Tom Cullerton passes measures to help combat veterans' suicide epidemic
SPRINGFIELD- State Senator Tom Cullerton (D-Villa Park) has advanced plans to tackle issues found during the Veterans Suicide Taskforce hearings.
Cullerton passed Senate Bill 1693 to allow deceased veterans with military service to include their veteran status, branch of military and the period of time served in the military on their death certificate.
"We need to get to the root of veteran suicide epidemic," Cullerton said. "We can only tackle this problem after we have a complete picture of cause of this problem. This is a simple way to collect statistics and honor Illinois' veterans."
The idea was suggested by DuPage County Coroner Richard Jorgenson, who indicated that veteran suicide was under reported since Illinois death certificates do not include information on the history of U.S. military service.
"Our veterans are our community's heroes. Illinois' military members and veterans put their life on the line every day, now is the time for us to take care of them," Cullerton said. "Every life we save is priceless."
Cullerton also passed Senate Bill 866 to require the Department of Veterans' Affairs (DVA) to provide information and education on service animals to veterans.
Under current law, the DVA isn't required to provide information or resources on how a veteran might obtain a service animal.
"The DVA should be a one-stop shop for our veterans," Cullerton said. "There is a stigma within the veterans' community on using traditional treatments for Post-Traumatic Stress Disorder. We haven't been able to explore the effects of using service dogs as alternative treatments since there is a lack of awareness in the veterans' community."
Cullerton hopes this small step will help make service dogs readily available to veterans to cope with PTSD. Among who have used or are aware of service dogs there is a high demand. However, trained dogs can be difficult to find.
"Using service dogs as treatment for PTSD could be the key to ending the veteran suicide epidemic," Cullerton said.

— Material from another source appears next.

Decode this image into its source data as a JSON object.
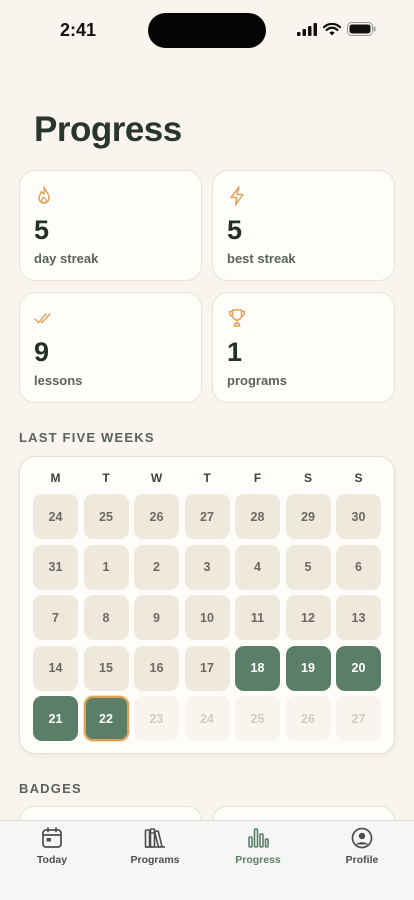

Senate Bill 866 and Senate Bill 1693 passed the Senate with bipartisan support and now move to the House for consideration.